For those that choose to master growing indoors, and those that choose to master growing under the sun in a sub-1000-sq. foot plot, and those that choose to master ultra-efficient profit-maximizing automagic sun-assisted minimal-humans-involved farming, and for all the types of farmers in between and outside the edges, a Cannabis Commission will bring rapid and significant benefit.
A WCC would support all of their efforts and would likely increase their profits and profitability. My personal feeling is that the little gals and guys would get more “bang for their buck” out of the formation of the Commission than would the bigger players, but I am firmly convinced that all Farmers would benefit.
Everyone will benefit from an industry where farmers can both feed their families and feed the future growth of their farms. Everyone that is, except for I-502 business owners having monopolistic tendencies, or anyone else that might benefit from endemic poor health and/or desperation amongst those that produce the products sold into this market.
I’m all for “fair trade” in how we source things. I’m also for healthy, vibrant markets. I am for farmers.
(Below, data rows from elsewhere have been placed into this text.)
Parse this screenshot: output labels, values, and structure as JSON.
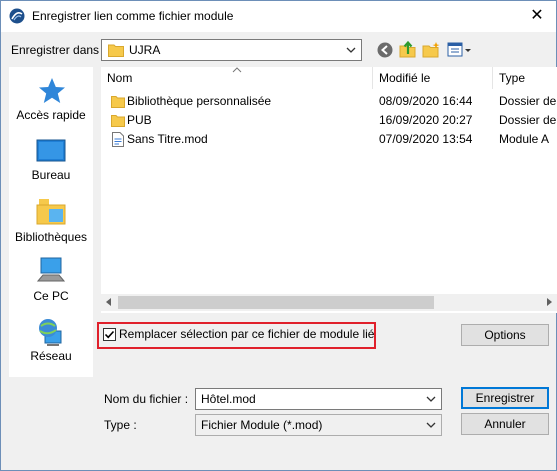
{
  "window": {
    "title": "Enregistrer lien comme fichier module",
    "close_glyph": "✕"
  },
  "location": {
    "label": "Enregistrer dans :",
    "current_folder": "UJRA",
    "toolbar_icons": [
      "back-icon",
      "up-folder-icon",
      "new-folder-icon",
      "view-menu-icon"
    ]
  },
  "places": [
    {
      "label": "Accès rapide",
      "icon": "quick-access-icon"
    },
    {
      "label": "Bureau",
      "icon": "desktop-icon"
    },
    {
      "label": "Bibliothèques",
      "icon": "libraries-icon"
    },
    {
      "label": "Ce PC",
      "icon": "computer-icon"
    },
    {
      "label": "Réseau",
      "icon": "network-icon"
    }
  ],
  "filelist": {
    "columns": [
      "Nom",
      "Modifié le",
      "Type"
    ],
    "rows": [
      {
        "name": "Bibliothèque personnalisée",
        "modified": "08/09/2020 16:44",
        "type": "Dossier de",
        "icon": "folder-icon"
      },
      {
        "name": "PUB",
        "modified": "16/09/2020 20:27",
        "type": "Dossier de",
        "icon": "folder-icon"
      },
      {
        "name": "Sans Titre.mod",
        "modified": "07/09/2020 13:54",
        "type": "Module A",
        "icon": "module-file-icon"
      }
    ]
  },
  "options": {
    "replace_label": "Remplacer sélection par ce fichier de module lié",
    "replace_checked": true,
    "options_button": "Options"
  },
  "form": {
    "filename_label": "Nom du fichier :",
    "filename_value": "Hôtel.mod",
    "type_label": "Type :",
    "type_value": "Fichier Module (*.mod)",
    "save_button": "Enregistrer",
    "cancel_button": "Annuler"
  },
  "colors": {
    "accent": "#0078d7",
    "highlight_border": "#e0202b",
    "folder": "#f6c94b"
  }
}
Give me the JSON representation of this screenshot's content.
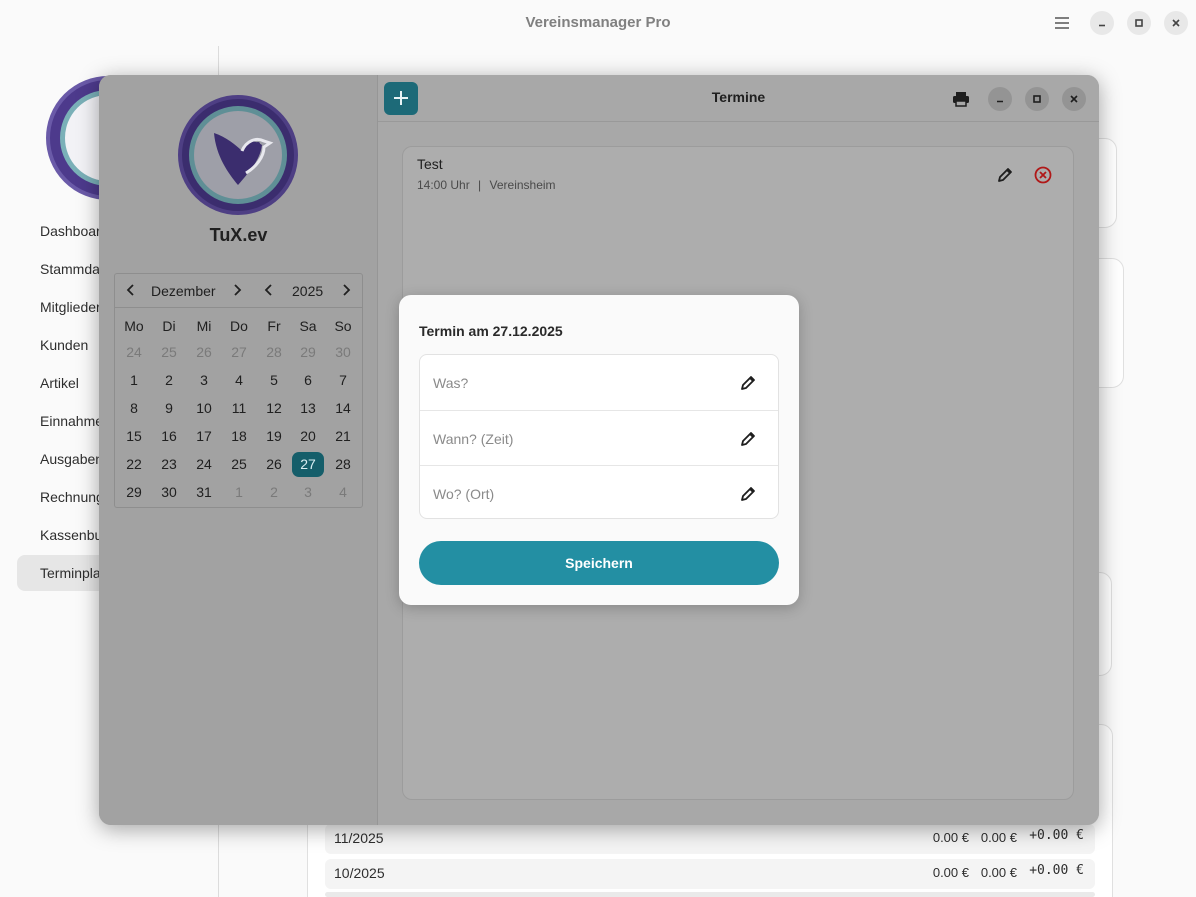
{
  "main_window": {
    "title": "Vereinsmanager Pro",
    "sidebar": {
      "items": [
        {
          "label": "Dashboard"
        },
        {
          "label": "Stammdaten"
        },
        {
          "label": "Mitglieder"
        },
        {
          "label": "Kunden"
        },
        {
          "label": "Artikel"
        },
        {
          "label": "Einnahmen"
        },
        {
          "label": "Ausgaben"
        },
        {
          "label": "Rechnungen"
        },
        {
          "label": "Kassenbuch"
        },
        {
          "label": "Terminplaner"
        }
      ],
      "active_index": 9
    },
    "report_rows": [
      {
        "period": "11/2025",
        "income": "0.00 €",
        "expense": "0.00 €",
        "balance": "+0.00 €"
      },
      {
        "period": "10/2025",
        "income": "0.00 €",
        "expense": "0.00 €",
        "balance": "+0.00 €"
      }
    ]
  },
  "termine_window": {
    "title": "Termine",
    "club_name": "TuX.ev",
    "calendar": {
      "month": "Dezember",
      "year": "2025",
      "weekdays": [
        "Mo",
        "Di",
        "Mi",
        "Do",
        "Fr",
        "Sa",
        "So"
      ],
      "days": [
        [
          "24",
          "25",
          "26",
          "27",
          "28",
          "29",
          "30"
        ],
        [
          "1",
          "2",
          "3",
          "4",
          "5",
          "6",
          "7"
        ],
        [
          "8",
          "9",
          "10",
          "11",
          "12",
          "13",
          "14"
        ],
        [
          "15",
          "16",
          "17",
          "18",
          "19",
          "20",
          "21"
        ],
        [
          "22",
          "23",
          "24",
          "25",
          "26",
          "27",
          "28"
        ],
        [
          "29",
          "30",
          "31",
          "1",
          "2",
          "3",
          "4"
        ]
      ],
      "selected_day": "27"
    },
    "events": [
      {
        "title": "Test",
        "time": "14:00 Uhr",
        "separator": "|",
        "location": "Vereinsheim"
      }
    ]
  },
  "popover": {
    "title": "Termin am 27.12.2025",
    "fields": [
      {
        "placeholder": "Was?",
        "value": ""
      },
      {
        "placeholder": "Wann? (Zeit)",
        "value": ""
      },
      {
        "placeholder": "Wo? (Ort)",
        "value": ""
      }
    ],
    "save_label": "Speichern"
  },
  "colors": {
    "accent": "#238fa3",
    "selected_day": "#155e6a",
    "add_button": "#1d6a78",
    "delete_icon": "#b01818"
  }
}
That is why I support the formation of the Washington Cannabis Commission.
I am not a licensed farmer … so I can’t vote on it’s formation.
If you are a licensed farmer, then you WILL be able to vote. I hope that when the time comes, that you all do exactly that.
Whether you vote for or against the formation of a Commission to represent the Cannabis Farmers of Washington and the agricultural market you are creating, please vote. We recently saw what 350 signatures on a Farmer’s petition can do. Imagine what over 750 – 800 licensed farmers voting might do. Regardless of the outcome, such a turnout would show high levels of interest and engagement. It would suggest organization. It would suggest power. It would lead to increased influence and visibility for the farmers of this industry.
If you have any questions, or would like to engage with those of us that have been thinking about this and working toward this point for the past year, please feel free to leave a comment on this post. I’ve asked the members of the Commission formation group to keep an eye out and respond as appropriate.
Also, if you would like to check out the Commission website, and it’s FAQ, the following address will get you there: